Extracted data entries:
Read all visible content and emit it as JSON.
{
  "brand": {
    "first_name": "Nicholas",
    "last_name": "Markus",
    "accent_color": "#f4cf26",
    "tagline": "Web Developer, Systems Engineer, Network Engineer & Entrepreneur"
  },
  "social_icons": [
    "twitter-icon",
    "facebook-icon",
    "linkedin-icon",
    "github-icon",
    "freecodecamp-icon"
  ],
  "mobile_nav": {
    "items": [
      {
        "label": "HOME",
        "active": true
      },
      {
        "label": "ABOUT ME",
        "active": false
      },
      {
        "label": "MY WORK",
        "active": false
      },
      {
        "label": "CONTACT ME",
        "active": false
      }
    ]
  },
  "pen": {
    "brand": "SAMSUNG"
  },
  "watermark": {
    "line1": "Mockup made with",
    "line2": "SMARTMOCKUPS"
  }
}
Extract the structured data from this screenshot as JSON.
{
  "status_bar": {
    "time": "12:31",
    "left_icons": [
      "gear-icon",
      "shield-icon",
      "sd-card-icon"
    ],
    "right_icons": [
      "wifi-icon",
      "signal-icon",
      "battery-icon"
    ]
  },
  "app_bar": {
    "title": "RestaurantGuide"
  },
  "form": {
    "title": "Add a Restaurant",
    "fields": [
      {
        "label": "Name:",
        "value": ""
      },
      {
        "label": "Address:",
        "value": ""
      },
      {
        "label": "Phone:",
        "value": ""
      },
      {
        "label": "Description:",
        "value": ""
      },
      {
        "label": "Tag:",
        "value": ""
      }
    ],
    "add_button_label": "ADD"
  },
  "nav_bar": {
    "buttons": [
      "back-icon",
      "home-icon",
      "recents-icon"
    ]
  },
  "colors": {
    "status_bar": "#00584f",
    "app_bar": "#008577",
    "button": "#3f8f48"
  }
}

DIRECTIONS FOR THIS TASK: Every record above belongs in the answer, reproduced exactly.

RESULT:
Read all visible content and emit it as JSON.
{
  "brand": {
    "first_name": "Nicholas",
    "last_name": "Markus",
    "accent_color": "#f4cf26",
    "tagline": "Web Developer, Systems Engineer, Network Engineer & Entrepreneur"
  },
  "social_icons": [
    "twitter-icon",
    "facebook-icon",
    "linkedin-icon",
    "github-icon",
    "freecodecamp-icon"
  ],
  "mobile_nav": {
    "items": [
      {
        "label": "HOME",
        "active": true
      },
      {
        "label": "ABOUT ME",
        "active": false
      },
      {
        "label": "MY WORK",
        "active": false
      },
      {
        "label": "CONTACT ME",
        "active": false
      }
    ]
  },
  "pen": {
    "brand": "SAMSUNG"
  },
  "watermark": {
    "line1": "Mockup made with",
    "line2": "SMARTMOCKUPS"
  }
}
Extract the structured data from this screenshot as JSON.
{
  "status_bar": {
    "time": "12:31",
    "left_icons": [
      "gear-icon",
      "shield-icon",
      "sd-card-icon"
    ],
    "right_icons": [
      "wifi-icon",
      "signal-icon",
      "battery-icon"
    ]
  },
  "app_bar": {
    "title": "RestaurantGuide"
  },
  "form": {
    "title": "Add a Restaurant",
    "fields": [
      {
        "label": "Name:",
        "value": ""
      },
      {
        "label": "Address:",
        "value": ""
      },
      {
        "label": "Phone:",
        "value": ""
      },
      {
        "label": "Description:",
        "value": ""
      },
      {
        "label": "Tag:",
        "value": ""
      }
    ],
    "add_button_label": "ADD"
  },
  "nav_bar": {
    "buttons": [
      "back-icon",
      "home-icon",
      "recents-icon"
    ]
  },
  "colors": {
    "status_bar": "#00584f",
    "app_bar": "#008577",
    "button": "#3f8f48"
  }
}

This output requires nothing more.